homomorphism, quotient group, group action, stabilisor, orbit) and can

solve problems about and with those in explicit situations.

* The student knows basic theorems from group theory (including the

theorems of Cauchy, Lagrange, and the first isomorphism theorem) and can

use these to compute and/or prove certain properties in explicit

situations.

### Course Content

We study an algebraic structure (called a group) with one binaryoperation that satisfies certain properties. Examples of such groups are

the integers or real numbers under addition, invertible matrices (of a

fixed size) under matrix multiplication, or bijections from a given set

to itself under composition of functions. Groups also show up in many

situations as the symmetries of an object or structure. By formalising

their common properties we can prove various general results about

groups, which we also illustrate by working out what they mean in

various concrete cases.

We treat the following topics.

* The integers modulo n; Chinese remainder theorem, Euler phi-function.

* Abstract definition of a group, order of a group or element of a

group.

* Examples of groups (the integers, the integers modulo n, dihedral

groups, matrix groups, etc.).

* Subgroups, generators, homomorphisms.

* Normal subgroups and quotient groups.

* Cosets, index of a subgroup, Theorem of Lagrange.

* The first isomorphism theorem.

* Commutator subgroup, homomorphism theorem.

* Group actions, orbits, the class equation, Burnside's lemma.

* Theorem of Cauchy.

### Teaching Methods

Lectures and tutorials, both two hours per week during 15 weeks, andstudy sessions, two hours every other week. Students also make a number

of computer-supported assignments, and must hand in a written assignment

every other week.

### Method of Assessment

For this course there will be two partial exams, six written assignmentsto be handed in (out of which the best five count towards the grade),

some computer-supported assignments, as well as a resit.

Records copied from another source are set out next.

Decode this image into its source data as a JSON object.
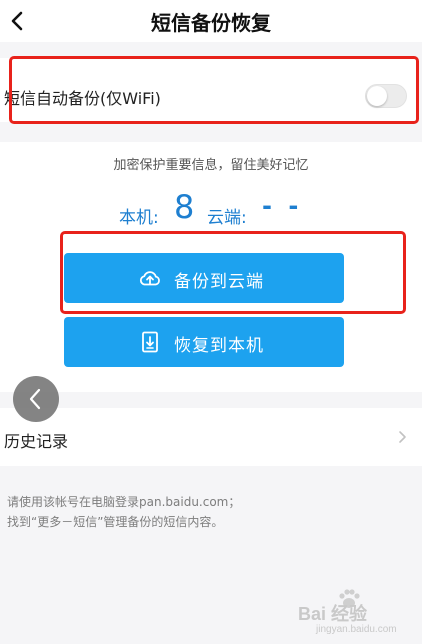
{
  "header": {
    "title": "短信备份恢复",
    "back_icon": "chevron-left-icon"
  },
  "auto_backup": {
    "label": "短信自动备份(仅WiFi)",
    "enabled": false
  },
  "info": {
    "subtitle": "加密保护重要信息，留住美好记忆",
    "local_label": "本机:",
    "local_count": "8",
    "cloud_label": "云端:",
    "cloud_count": "- -"
  },
  "buttons": {
    "backup_label": "备份到云端",
    "backup_icon": "cloud-upload-icon",
    "restore_label": "恢复到本机",
    "restore_icon": "download-to-device-icon",
    "color": "#1da2ef"
  },
  "history": {
    "label": "历史记录",
    "chevron_icon": "chevron-right-icon"
  },
  "notes": {
    "line1": "请使用该帐号在电脑登录pan.baidu.com；",
    "line2": "找到“更多－短信”管理备份的短信内容。"
  },
  "watermark": {
    "text": "Bai 经验",
    "url": "jingyan.baidu.com"
  },
  "annotation_color": "#e8221b"
}
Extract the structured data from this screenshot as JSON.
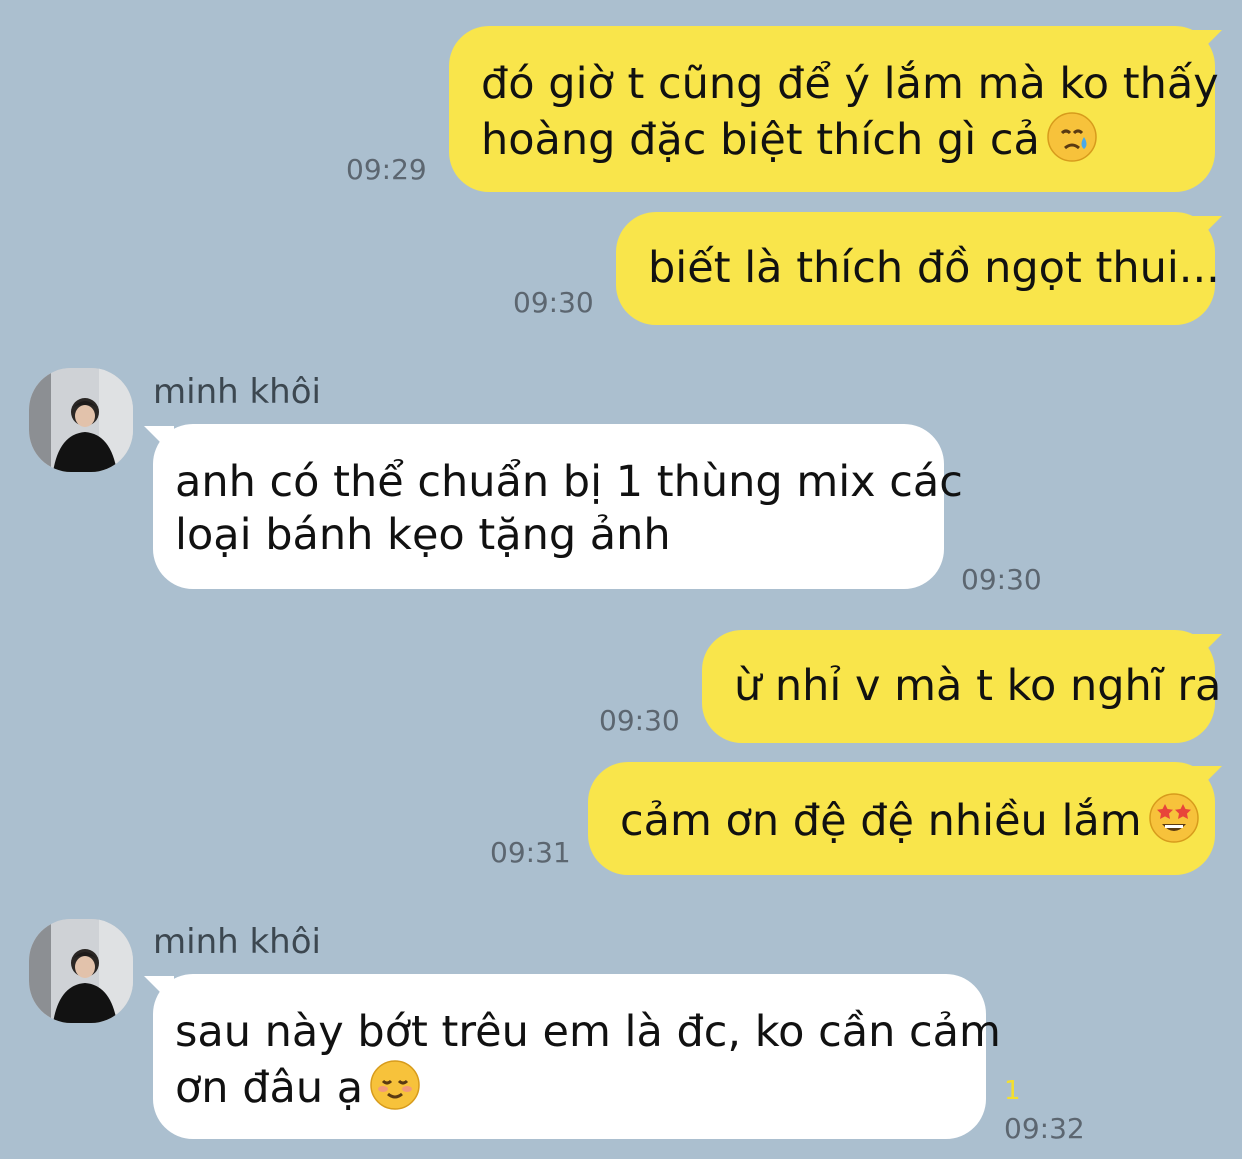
{
  "colors": {
    "background": "#abbfcf",
    "my_bubble": "#f9e54b",
    "their_bubble": "#ffffff",
    "unread": "#f4df2e"
  },
  "messages": [
    {
      "from": "me",
      "lines": [
        "đó giờ t cũng để ý lắm mà ko thấy",
        "hoàng đặc biệt thích gì cả"
      ],
      "emoji": "sad-tear-smile-emoji",
      "time": "09:29"
    },
    {
      "from": "me",
      "lines": [
        "biết là thích đồ ngọt thui..."
      ],
      "time": "09:30"
    },
    {
      "from": "them",
      "sender": "minh khôi",
      "lines": [
        "anh có thể chuẩn bị 1 thùng mix các",
        "loại bánh kẹo tặng ảnh"
      ],
      "time": "09:30"
    },
    {
      "from": "me",
      "lines": [
        "ừ nhỉ v mà t ko nghĩ ra"
      ],
      "time": "09:30"
    },
    {
      "from": "me",
      "lines": [
        "cảm ơn đệ đệ nhiều lắm"
      ],
      "emoji": "star-struck-emoji",
      "time": "09:31"
    },
    {
      "from": "them",
      "sender": "minh khôi",
      "lines": [
        "sau này bớt trêu em là đc, ko cần cảm",
        "ơn đâu ạ"
      ],
      "emoji": "smiling-blush-emoji",
      "time": "09:32",
      "unread": "1"
    }
  ]
}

The grade is

determined as follows:

A. Based on the two partial exams: the written assignments count for 5%

in total, the computer-supported assignments count for 5% in total, the

average score for the two partial exams counts for 90%;

B. Based on the resit: the written assignments count for 5% in total,

the computer-supported assignments count for 5% in total, the score of

the resit counts for 90%; or, if this results in a higher grade, the

score of the resit counts for 100%.

NB: In order to take part in the partial exams, you must have been

present at at least 70% of the study sessions and tutorials (full time

students only). There is no such attendance requirement in order to take

part in the resit.

### Literature

David S. Dummit, Richard M. Foote, "Abstract algebra", 3rd edition(2003), John Wiley and Sons.

### Target Audience

BSc Mathematics Year 1### Recommended background knowledge

The VU course Basic Concepts in Mathematics, as well as some parts ofthe VU courses Linear Algebra (in particular, matrices) and Discrete

Mathematics (in particular, the part on permutation groups).